I haven’t got the arpeggio opening down yet, but the tune is wonderful. My kids will just start humming it at random times. It was fun to have them come running into my practice space/office when I started playing it the first time. They were so excited and happy. We laughed and sang! It is a great show.

Update: Here is a link to the tablature for the arpeggios.

Latest Listening

This post is not really about any specific gear, projects, or practice. But it is about some great guitar playing I have heard in the last few days that I have to share! This is a media heavy post.

“Paper Trails” by Darkside on their album Psychic. I put a youtube clip of the song being performed live at the end of the post. It is very long (16 minutes). And the guitar doesn’t really get going until about the 4 minute mark. So if you really want to hear what I loved as soon as I heard it on the radio, listen to it on Sound Cloud here.

I just love the different sounds created using different pick ups and reverb (and some cool delay or looping, I can’t tell). The singing and the whole feel of the track kind of reminds me of what I love about “Red Right Hand” by Nick Cave and the Bad Seeds. And I’ll admit that I’m more of a Grinderman fan than a Bad Seeds fan. But the guitar tone is what really grabbed me in “Paper Trails.”

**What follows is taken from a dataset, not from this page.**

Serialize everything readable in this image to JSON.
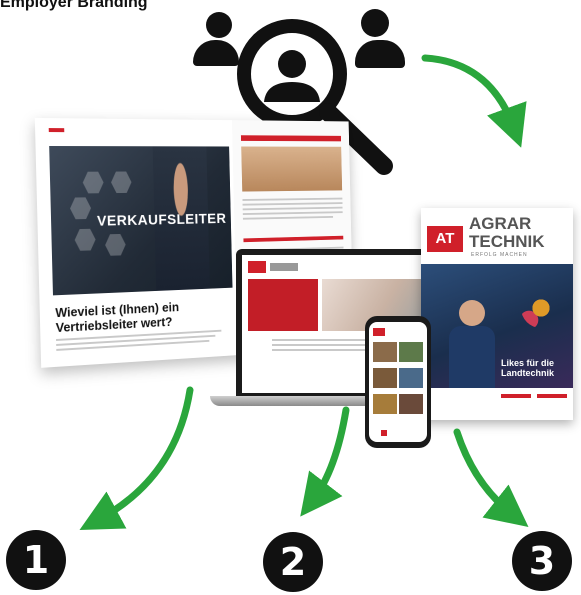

The next song is Mavis Staple’s “Every Step” that I heard just this morning on the radio.

Don’t you love that pounding beat? And that opening guitar? The cool baseline? Just fantastic! And Mavis’ voice just has that strength from experience to it. I love listening to her.

And since I said I would, here is a live version of Darkside’s “Paper Trails.”

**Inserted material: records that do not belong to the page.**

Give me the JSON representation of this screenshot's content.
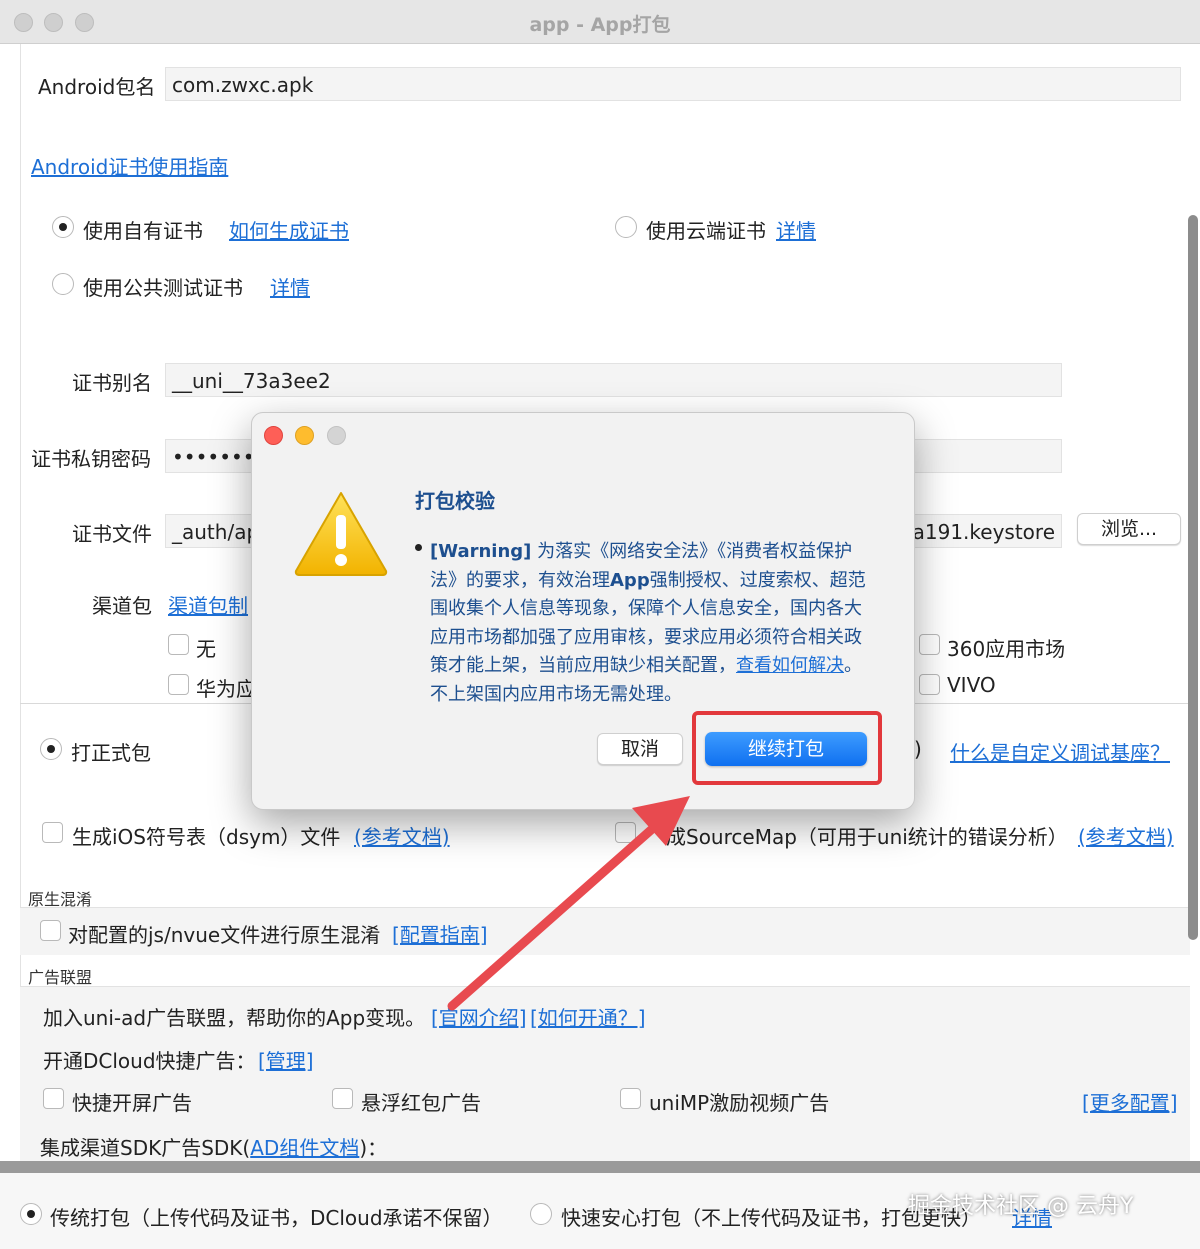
{
  "window": {
    "title": "app - App打包"
  },
  "android": {
    "package_label": "Android包名",
    "package_value": "com.zwxc.apk",
    "cert_guide_link": "Android证书使用指南",
    "own_cert": "使用自有证书",
    "how_generate_link": "如何生成证书",
    "cloud_cert": "使用云端证书",
    "details_link": "详情",
    "public_cert": "使用公共测试证书",
    "alias_label": "证书别名",
    "alias_value": "__uni__73a3ee2",
    "password_label": "证书私钥密码",
    "password_value": "••••••••",
    "file_label": "证书文件",
    "file_value_left": "_auth/app",
    "file_value_right": "bfa191.keystore",
    "browse_button": "浏览...",
    "channel_label": "渠道包",
    "channel_link": "渠道包制",
    "channel_none": "无",
    "channel_huawei": "华为应",
    "channel_360": "360应用市场",
    "channel_vivo": "VIVO"
  },
  "build": {
    "formal_pack": "打正式包",
    "custom_base_suffix": ")",
    "custom_base_link": "什么是自定义调试基座？",
    "dsym_label": "生成iOS符号表（dsym）文件",
    "ref_doc_link": "(参考文档)",
    "sourcemap_label": "成SourceMap（可用于uni统计的错误分析）",
    "ref_doc_link2": "(参考文档)"
  },
  "obfuscation": {
    "section_title": "原生混淆",
    "label": "对配置的js/nvue文件进行原生混淆",
    "guide_link": "[配置指南]"
  },
  "ads": {
    "section_title": "广告联盟",
    "intro": "加入uni-ad广告联盟，帮助你的App变现。",
    "official_link": "[官网介绍]",
    "how_open_link": "[如何开通？]",
    "quick_ad_label": "开通DCloud快捷广告：",
    "manage_link": "[管理]",
    "splash_ad": "快捷开屏广告",
    "float_ad": "悬浮红包广告",
    "video_ad": "uniMP激励视频广告",
    "more_config_link": "[更多配置]",
    "sdk_label_pre": "集成渠道SDK广告SDK(",
    "sdk_link": "AD组件文档",
    "sdk_label_post": ")："
  },
  "footer": {
    "traditional": "传统打包（上传代码及证书，DCloud承诺不保留）",
    "fast": "快速安心打包（不上传代码及证书，打包更快）",
    "details": "详情"
  },
  "dialog": {
    "title": "打包校验",
    "warning_tag": "[Warning]",
    "warning_text_1": "为落实《网络安全法》《消费者权益保护法》的要求，有效治理",
    "warning_bold": "App",
    "warning_text_2": "强制授权、过度索权、超范围收集个人信息等现象，保障个人信息安全，国内各大应用市场都加强了应用审核，要求应用必须符合相关政策才能上架，当前应用缺少相关配置，",
    "warning_link": "查看如何解决",
    "warning_text_3": "。不上架国内应用市场无需处理。",
    "cancel_button": "取消",
    "continue_button": "继续打包"
  },
  "watermark": "掘金技术社区 @ 云舟Y",
  "colors": {
    "accent": "#1d6fd6",
    "highlight": "#e2383c",
    "arrow": "#e84a4f",
    "primary": "#1a7ff7"
  },
  "icons": [
    "warning-triangle-icon",
    "arrow-annotation-icon"
  ]
}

Bored or relaxed?

This afternoon I plugged my 1974 Epiphone Crestwood ET-275 into my pedalboard, dialed in a great clean tone at a reasonable house volume from my Frenzel Super Sportster Champ amp and homemade 1×12 speaker cabinet with a Celestion Vintage 30 in it. I started with a swelling organ sound through my Electro Harmonix POG2. Then looped it with my Digitech Jamman Solo. I added some basic chords with a perfectly matched tremolo from my Electro Harmonix Pulsar and a little bit of grit with my BBE Green Screamer. Then I added a droning note with my POG2, Boss SD-2, and my Boss DD-7. Then a quick bassline with the POG2. Finally I layered some percussion by tapping my muted strings. Then I turned off all my effects and played simple little scale runs and melodies on top of it.
I left it running on the loop, set down my guitar, checked on the kids, and then found my wife fast asleep on the couch not 15 feet away from my guitar rig.